Find out how many lines in the records have the string "selected" in them, and state only that number.

-------- Records for this task --------

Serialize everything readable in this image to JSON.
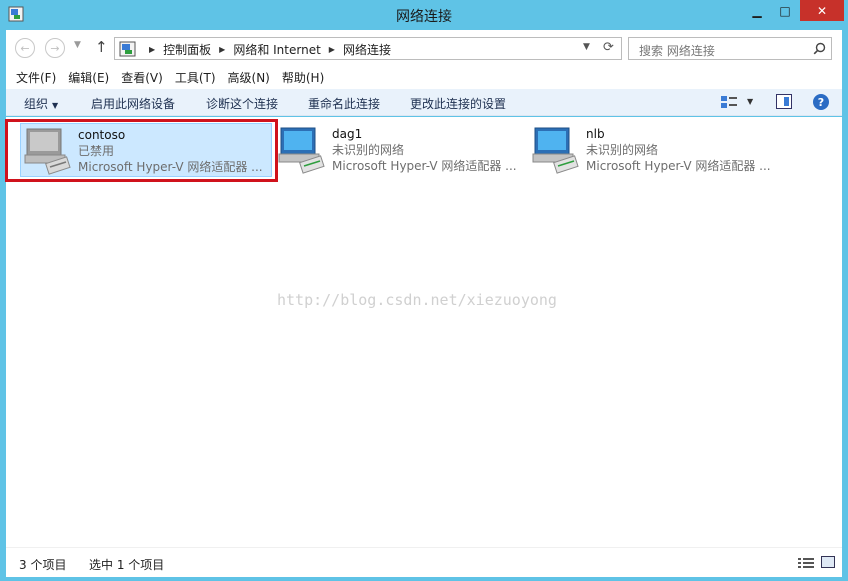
{
  "window": {
    "title": "网络连接"
  },
  "title_buttons": {
    "minimize": "▁",
    "maximize": "□",
    "close": "✕"
  },
  "address": {
    "crumbs": [
      "控制面板",
      "网络和 Internet",
      "网络连接"
    ]
  },
  "search": {
    "placeholder": "搜索 网络连接"
  },
  "menu": [
    "文件(F)",
    "编辑(E)",
    "查看(V)",
    "工具(T)",
    "高级(N)",
    "帮助(H)"
  ],
  "commands": {
    "organize": "组织",
    "enable": "启用此网络设备",
    "diagnose": "诊断这个连接",
    "rename": "重命名此连接",
    "change": "更改此连接的设置"
  },
  "connections": [
    {
      "name": "contoso",
      "status": "已禁用",
      "adapter": "Microsoft Hyper-V 网络适配器 ...",
      "icon": "network-adapter-disabled-icon",
      "selected": true
    },
    {
      "name": "dag1",
      "status": "未识别的网络",
      "adapter": "Microsoft Hyper-V 网络适配器 ...",
      "icon": "network-adapter-icon",
      "selected": false
    },
    {
      "name": "nlb",
      "status": "未识别的网络",
      "adapter": "Microsoft Hyper-V 网络适配器 ...",
      "icon": "network-adapter-icon",
      "selected": false
    }
  ],
  "watermark": "http://blog.csdn.net/xiezuoyong",
  "status_bar": {
    "count": "3 个项目",
    "selected": "选中 1 个项目"
  },
  "colors": {
    "titlebar": "#5fc3e6",
    "close": "#c7312a",
    "selection": "#cce8ff",
    "highlight": "#d0121c",
    "commandbar": "#e9f2fb"
  }
}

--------

◆ **Task solution**
4